SOURCE MATERIAL:
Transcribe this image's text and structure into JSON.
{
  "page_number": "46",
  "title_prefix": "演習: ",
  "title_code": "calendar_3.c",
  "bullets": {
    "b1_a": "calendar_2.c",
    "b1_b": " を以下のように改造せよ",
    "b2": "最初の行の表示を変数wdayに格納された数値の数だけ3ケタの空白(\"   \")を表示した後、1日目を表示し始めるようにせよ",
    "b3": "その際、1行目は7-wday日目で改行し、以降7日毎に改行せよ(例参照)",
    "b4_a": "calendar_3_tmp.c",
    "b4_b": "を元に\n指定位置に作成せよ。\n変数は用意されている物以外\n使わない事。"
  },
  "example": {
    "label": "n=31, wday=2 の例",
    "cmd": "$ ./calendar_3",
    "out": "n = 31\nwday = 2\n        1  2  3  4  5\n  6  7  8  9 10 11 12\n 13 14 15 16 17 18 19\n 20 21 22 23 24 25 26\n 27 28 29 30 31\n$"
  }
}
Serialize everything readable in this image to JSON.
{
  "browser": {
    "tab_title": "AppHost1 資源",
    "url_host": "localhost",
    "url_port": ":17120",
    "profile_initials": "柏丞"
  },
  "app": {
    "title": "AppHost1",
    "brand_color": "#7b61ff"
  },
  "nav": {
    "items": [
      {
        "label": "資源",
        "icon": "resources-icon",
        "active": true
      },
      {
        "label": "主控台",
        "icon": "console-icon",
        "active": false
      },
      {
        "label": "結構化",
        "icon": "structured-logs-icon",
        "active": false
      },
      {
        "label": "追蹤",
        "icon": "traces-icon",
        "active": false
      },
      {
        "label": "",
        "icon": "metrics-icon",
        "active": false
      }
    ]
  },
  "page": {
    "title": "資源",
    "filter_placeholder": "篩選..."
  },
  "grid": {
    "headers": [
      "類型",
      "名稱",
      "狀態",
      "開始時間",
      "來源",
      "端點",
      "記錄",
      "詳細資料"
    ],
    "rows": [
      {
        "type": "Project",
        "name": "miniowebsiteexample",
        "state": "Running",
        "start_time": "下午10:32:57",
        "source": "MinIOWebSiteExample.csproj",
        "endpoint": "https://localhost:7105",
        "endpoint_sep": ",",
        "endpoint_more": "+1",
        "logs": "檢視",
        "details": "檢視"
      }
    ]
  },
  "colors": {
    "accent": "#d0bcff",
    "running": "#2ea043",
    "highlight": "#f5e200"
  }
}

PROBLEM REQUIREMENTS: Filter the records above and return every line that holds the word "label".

TASK RESPONSE:
    "label": "n=31, wday=2 の例",
        "label": "資源",
        "label": "主控台",
        "label": "結構化",
        "label": "追蹤",
        "label": "",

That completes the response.